Debit card rewards are in decline but still used by a valuable consumer segment:
- In 2014, 46% of consumers had debit cards with rewards. Today, only 40% do.
- But the millennial segment are using debit rewards, and financial institutions are eager to court millennials long term.
- Debit rewards users are younger (46% are between the age of 18-34), less educated, and likely to earn less than $50K a year.
- The converse is also true: consumers not motivated by debit rewards are older (61% are over 41 years old), better educated, and more likely to earn over $100K.
- Making this distinction is important, because rewards programs are expensive to enroll and maintain.
- Each card holder enrolled in a loyalty program costs more than $50 annually to service.
About this report
Rewards offered with traditional debit cards are still available from large and small financial institutions but are on the decline as debit card issuers look to cut costs in the face of ever smaller product margins.

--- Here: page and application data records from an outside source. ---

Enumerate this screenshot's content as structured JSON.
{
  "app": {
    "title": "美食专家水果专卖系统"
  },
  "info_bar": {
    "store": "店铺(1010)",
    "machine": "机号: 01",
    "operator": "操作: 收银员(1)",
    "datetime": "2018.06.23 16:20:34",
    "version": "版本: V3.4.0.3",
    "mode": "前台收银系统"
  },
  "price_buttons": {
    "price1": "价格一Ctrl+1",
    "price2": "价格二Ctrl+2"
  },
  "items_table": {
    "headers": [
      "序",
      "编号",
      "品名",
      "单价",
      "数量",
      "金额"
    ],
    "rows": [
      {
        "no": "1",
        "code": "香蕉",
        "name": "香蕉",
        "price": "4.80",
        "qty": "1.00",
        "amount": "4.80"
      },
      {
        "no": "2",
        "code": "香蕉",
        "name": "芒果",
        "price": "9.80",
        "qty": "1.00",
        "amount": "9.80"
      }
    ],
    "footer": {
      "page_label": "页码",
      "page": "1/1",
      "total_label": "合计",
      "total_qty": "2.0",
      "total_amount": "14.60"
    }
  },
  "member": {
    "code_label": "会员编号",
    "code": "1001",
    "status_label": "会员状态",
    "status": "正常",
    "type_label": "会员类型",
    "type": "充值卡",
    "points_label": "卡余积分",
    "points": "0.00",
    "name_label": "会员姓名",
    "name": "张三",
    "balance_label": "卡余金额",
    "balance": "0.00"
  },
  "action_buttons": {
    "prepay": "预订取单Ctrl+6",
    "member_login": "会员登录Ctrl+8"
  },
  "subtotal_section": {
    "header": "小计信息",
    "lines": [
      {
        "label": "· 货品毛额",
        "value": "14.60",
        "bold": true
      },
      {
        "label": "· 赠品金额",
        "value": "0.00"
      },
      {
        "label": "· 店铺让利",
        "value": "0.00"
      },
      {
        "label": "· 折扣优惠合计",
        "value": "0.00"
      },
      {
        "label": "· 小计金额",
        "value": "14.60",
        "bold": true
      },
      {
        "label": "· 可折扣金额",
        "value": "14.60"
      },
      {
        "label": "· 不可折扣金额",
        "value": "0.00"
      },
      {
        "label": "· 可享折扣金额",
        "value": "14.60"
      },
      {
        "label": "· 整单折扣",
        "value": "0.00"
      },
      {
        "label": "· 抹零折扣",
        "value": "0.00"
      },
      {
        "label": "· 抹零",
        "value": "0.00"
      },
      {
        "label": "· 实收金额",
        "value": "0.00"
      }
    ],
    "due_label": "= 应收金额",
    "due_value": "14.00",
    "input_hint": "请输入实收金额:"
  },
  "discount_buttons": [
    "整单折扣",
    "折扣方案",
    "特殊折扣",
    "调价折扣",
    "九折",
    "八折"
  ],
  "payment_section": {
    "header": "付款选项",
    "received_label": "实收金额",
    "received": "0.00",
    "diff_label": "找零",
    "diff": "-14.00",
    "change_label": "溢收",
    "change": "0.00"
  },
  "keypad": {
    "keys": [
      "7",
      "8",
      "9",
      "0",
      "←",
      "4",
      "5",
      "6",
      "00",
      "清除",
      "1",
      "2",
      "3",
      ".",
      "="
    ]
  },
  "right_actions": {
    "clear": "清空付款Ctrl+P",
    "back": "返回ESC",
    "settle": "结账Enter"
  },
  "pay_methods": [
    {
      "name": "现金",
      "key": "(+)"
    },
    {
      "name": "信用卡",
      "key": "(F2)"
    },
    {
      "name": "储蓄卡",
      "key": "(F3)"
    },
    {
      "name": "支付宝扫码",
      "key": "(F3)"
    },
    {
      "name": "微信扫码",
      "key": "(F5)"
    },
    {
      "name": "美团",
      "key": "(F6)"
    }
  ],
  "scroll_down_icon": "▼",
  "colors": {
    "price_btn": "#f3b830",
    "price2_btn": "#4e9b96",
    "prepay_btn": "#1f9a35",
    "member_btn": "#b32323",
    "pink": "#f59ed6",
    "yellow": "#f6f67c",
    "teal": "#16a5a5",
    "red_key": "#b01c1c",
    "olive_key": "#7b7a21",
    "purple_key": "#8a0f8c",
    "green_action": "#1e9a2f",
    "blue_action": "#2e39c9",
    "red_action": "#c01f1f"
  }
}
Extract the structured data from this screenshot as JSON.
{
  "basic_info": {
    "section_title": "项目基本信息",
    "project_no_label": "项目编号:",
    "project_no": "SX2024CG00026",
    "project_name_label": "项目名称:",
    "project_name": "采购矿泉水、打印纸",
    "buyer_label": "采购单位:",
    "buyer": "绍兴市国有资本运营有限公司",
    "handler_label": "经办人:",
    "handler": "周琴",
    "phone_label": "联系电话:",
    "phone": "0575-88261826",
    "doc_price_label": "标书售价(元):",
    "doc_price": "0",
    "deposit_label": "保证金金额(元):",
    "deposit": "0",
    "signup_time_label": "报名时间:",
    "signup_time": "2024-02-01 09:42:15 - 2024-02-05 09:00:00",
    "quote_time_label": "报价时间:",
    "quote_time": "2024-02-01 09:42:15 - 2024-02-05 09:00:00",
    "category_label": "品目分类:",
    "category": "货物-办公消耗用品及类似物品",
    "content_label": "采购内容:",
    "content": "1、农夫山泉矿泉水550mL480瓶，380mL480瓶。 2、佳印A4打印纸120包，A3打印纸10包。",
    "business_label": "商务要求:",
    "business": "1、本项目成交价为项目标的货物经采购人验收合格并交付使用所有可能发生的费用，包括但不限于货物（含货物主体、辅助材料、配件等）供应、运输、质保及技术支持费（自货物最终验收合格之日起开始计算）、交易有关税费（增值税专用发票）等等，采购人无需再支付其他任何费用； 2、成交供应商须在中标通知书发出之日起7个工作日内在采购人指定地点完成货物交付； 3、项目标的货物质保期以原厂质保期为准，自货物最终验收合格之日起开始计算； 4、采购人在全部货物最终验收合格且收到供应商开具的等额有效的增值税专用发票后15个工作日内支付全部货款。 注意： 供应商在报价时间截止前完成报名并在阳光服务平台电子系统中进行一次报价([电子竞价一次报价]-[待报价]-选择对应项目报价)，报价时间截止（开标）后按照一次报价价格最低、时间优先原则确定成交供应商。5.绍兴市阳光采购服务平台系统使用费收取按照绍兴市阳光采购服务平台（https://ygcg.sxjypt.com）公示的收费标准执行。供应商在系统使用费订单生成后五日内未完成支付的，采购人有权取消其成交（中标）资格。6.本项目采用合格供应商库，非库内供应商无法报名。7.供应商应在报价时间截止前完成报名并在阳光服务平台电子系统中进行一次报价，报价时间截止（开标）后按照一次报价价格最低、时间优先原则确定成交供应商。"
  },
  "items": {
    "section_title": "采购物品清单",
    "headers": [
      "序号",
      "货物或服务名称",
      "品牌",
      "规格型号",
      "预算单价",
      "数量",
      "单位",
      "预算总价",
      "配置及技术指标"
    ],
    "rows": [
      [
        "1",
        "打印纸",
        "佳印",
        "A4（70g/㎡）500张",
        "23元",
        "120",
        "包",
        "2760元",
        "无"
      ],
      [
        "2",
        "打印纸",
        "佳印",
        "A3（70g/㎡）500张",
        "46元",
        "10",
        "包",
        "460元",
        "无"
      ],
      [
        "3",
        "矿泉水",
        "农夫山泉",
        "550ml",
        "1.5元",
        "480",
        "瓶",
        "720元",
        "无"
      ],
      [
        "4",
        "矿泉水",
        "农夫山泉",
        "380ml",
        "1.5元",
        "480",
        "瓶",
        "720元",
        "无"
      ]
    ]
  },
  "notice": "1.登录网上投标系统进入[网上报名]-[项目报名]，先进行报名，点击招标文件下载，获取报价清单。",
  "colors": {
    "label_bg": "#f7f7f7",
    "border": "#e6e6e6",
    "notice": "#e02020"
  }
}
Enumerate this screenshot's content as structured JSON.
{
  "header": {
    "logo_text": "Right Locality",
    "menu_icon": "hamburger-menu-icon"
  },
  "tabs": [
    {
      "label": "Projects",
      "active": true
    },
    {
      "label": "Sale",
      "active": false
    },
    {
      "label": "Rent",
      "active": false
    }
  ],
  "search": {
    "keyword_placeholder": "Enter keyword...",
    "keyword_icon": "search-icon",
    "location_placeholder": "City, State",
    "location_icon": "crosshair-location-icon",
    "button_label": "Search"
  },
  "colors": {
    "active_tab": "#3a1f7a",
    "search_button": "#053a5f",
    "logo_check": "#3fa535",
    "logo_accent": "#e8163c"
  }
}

Forty percent of U.S. consumers surveyed by Mercator Advisory Group indicate that they are receiving rewards with their debit card today.
Mercator Advisory Group’s latest research report, Debit Card Rewards: Taking a Focused Approach, discusses new competition faced by debit card issuers and suggests how then can keep their programs motivating yet cost-effective.